As defense attorneys noted, no prior Illinois appellate court had ever approved a mass tort lawsuit as a class action. Slip Opn., at 6. The Supreme Court noted that class treatment of mass tort actions is “disfavored,” id., at 7, and that the Advisory Committee Notes to Rule 23 “clearly indicates that certification in such cases should be the exception rather than the rule,” id., at 8. The Court then relied upon a Texas case and a Fifth Circuit case to underscore its holding that class action treatment in this case would be inappropriate. Id., at 8-11. The Supreme Court held that the lower courts erred in “equat[ing] liability for the derailment with liability for the alleged health consequences arising from exposure to the chemicals.” Id., at 11. The bottom line is that “Proof of proximate causation in this case will involve highly individualized variables, including whether and to what extent, and to which chemicals each member was exposed, location at the time of exposure, age, activity, medical history, and credibility.” Id. Additionally, the putative class action seeks various types of damages and the class members will be required to prove which particular type(s) of damages they incurred, meaning that “individual issues of proximate causation and damages will consume the great bulk of the time at trial.” Id. Accordingly, the Illinois Supreme Court concluded that the predominance requirement was not met and the lower courts erred in authorizing class action treatment against the railroad.
NOTE: The Supreme Court summarized plaintiffs’ class action complaint at pages 2 and 3 as follows:

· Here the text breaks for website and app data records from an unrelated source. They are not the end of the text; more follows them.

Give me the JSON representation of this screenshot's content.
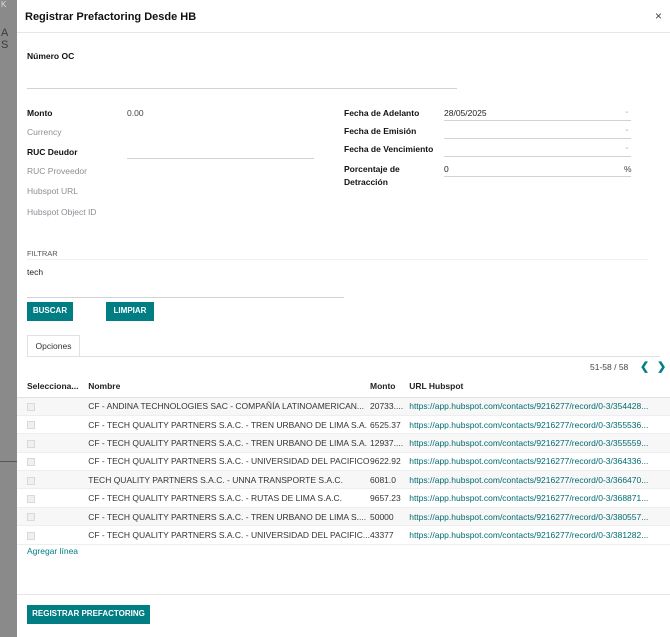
{
  "background": {
    "side_text": "A S",
    "side_top_text": "K"
  },
  "modal": {
    "title": "Registrar Prefactoring Desde HB",
    "close_symbol": "×"
  },
  "form": {
    "numero_oc": {
      "label": "Número OC",
      "value": ""
    },
    "monto": {
      "label": "Monto",
      "value": "0.00"
    },
    "currency": {
      "label": "Currency",
      "value": ""
    },
    "ruc_deudor": {
      "label": "RUC Deudor",
      "value": ""
    },
    "ruc_proveedor": {
      "label": "RUC Proveedor",
      "value": ""
    },
    "hubspot_url": {
      "label": "Hubspot URL",
      "value": ""
    },
    "hubspot_object_id": {
      "label": "Hubspot Object ID",
      "value": ""
    },
    "fecha_adelanto": {
      "label": "Fecha de Adelanto",
      "value": "28/05/2025"
    },
    "fecha_emision": {
      "label": "Fecha de Emisión",
      "value": ""
    },
    "fecha_vencimiento": {
      "label": "Fecha de Vencimiento",
      "value": ""
    },
    "porcentaje_detraccion": {
      "label_line1": "Porcentaje de",
      "label_line2": "Detracción",
      "value": "0",
      "unit": "%"
    },
    "caret": "⌄"
  },
  "filter": {
    "label": "FILTRAR",
    "value": "tech",
    "buscar_label": "BUSCAR",
    "limpiar_label": "LIMPIAR"
  },
  "tabs": [
    {
      "label": "Opciones",
      "active": true
    }
  ],
  "pager": {
    "text": "51-58 / 58",
    "prev": "❮",
    "next": "❯"
  },
  "table": {
    "columns": [
      "Selecciona...",
      "Nombre",
      "Monto",
      "URL Hubspot"
    ],
    "rows": [
      {
        "nombre": "CF - ANDINA TECHNOLOGIES SAC - COMPAÑÍA LATINOAMERICAN...",
        "monto": "20733....",
        "url": "https://app.hubspot.com/contacts/9216277/record/0-3/354428..."
      },
      {
        "nombre": "CF - TECH QUALITY PARTNERS S.A.C. - TREN URBANO DE LIMA S.A.",
        "monto": "6525.37",
        "url": "https://app.hubspot.com/contacts/9216277/record/0-3/355536..."
      },
      {
        "nombre": "CF - TECH QUALITY PARTNERS S.A.C. - TREN URBANO DE LIMA S.A.",
        "monto": "12937....",
        "url": "https://app.hubspot.com/contacts/9216277/record/0-3/355559..."
      },
      {
        "nombre": "CF - TECH QUALITY PARTNERS S.A.C. - UNIVERSIDAD DEL PACIFICO",
        "monto": "9622.92",
        "url": "https://app.hubspot.com/contacts/9216277/record/0-3/364336..."
      },
      {
        "nombre": "TECH QUALITY PARTNERS S.A.C. - UNNA TRANSPORTE S.A.C.",
        "monto": "6081.0",
        "url": "https://app.hubspot.com/contacts/9216277/record/0-3/366470..."
      },
      {
        "nombre": "CF - TECH QUALITY PARTNERS S.A.C. - RUTAS DE LIMA S.A.C.",
        "monto": "9657.23",
        "url": "https://app.hubspot.com/contacts/9216277/record/0-3/368871..."
      },
      {
        "nombre": "CF - TECH QUALITY PARTNERS S.A.C. - TREN URBANO DE LIMA S....",
        "monto": "50000",
        "url": "https://app.hubspot.com/contacts/9216277/record/0-3/380557..."
      },
      {
        "nombre": "CF - TECH QUALITY PARTNERS S.A.C. - UNIVERSIDAD DEL PACIFIC...",
        "monto": "43377",
        "url": "https://app.hubspot.com/contacts/9216277/record/0-3/381282..."
      }
    ],
    "add_line_label": "Agregar línea"
  },
  "footer": {
    "submit_label": "REGISTRAR PREFACTORING"
  },
  "colors": {
    "primary": "#017e84",
    "brand": "#714B67"
  }
}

The complaint alleged that the proposed class plaintiffs “were injured and damaged in one or more of the following ways: a. They breathed the harmful chemicals, causing present and potential future damage to their lungs and other bodily organs and tissues; b. Their skin was exposed to the harmful chemicals, resulting in present and potential future damage to their skin and other bodily organs and tissues; c. The harmful chemicals polluted and contaminated their food and water supplies; d. They have experienced physical and mental pain and suffering, fear, anguish, discomfort, and emotional distress, and they will continue to do so in the future, including the fear of future adverse medical consequences and dread diseases; -3- e. They were required to evacuate their homes and business, resulting in severe inconvenience and, in some cases, expense and/or loss of income; f. They have incurred medical and related expenses, and will incur such expenses in the future; g. They have lost wages, earning capacity, and other income, and will experience such losses in the future; f. [sic] They will be required to expend sums to clean the harmful chemical contamination from their real and personal property; g. [sic] To the extent that they are unable to clean the harmful chemical contamination from their real and personal property, the property will be diminished in value as a result of the contamination; h. [sic] The harmful chemicals have caused damage to the plaintiffs’ real and personal property; i. [sic] The plaintiffs will be required to undergo medical monitoring to detect future physical harm that may result from contact with the harmful chemicals; j. [sic] The plaintiffs will be required to sample their property to determine whether their property has been contaminated and the extent of that contamination.”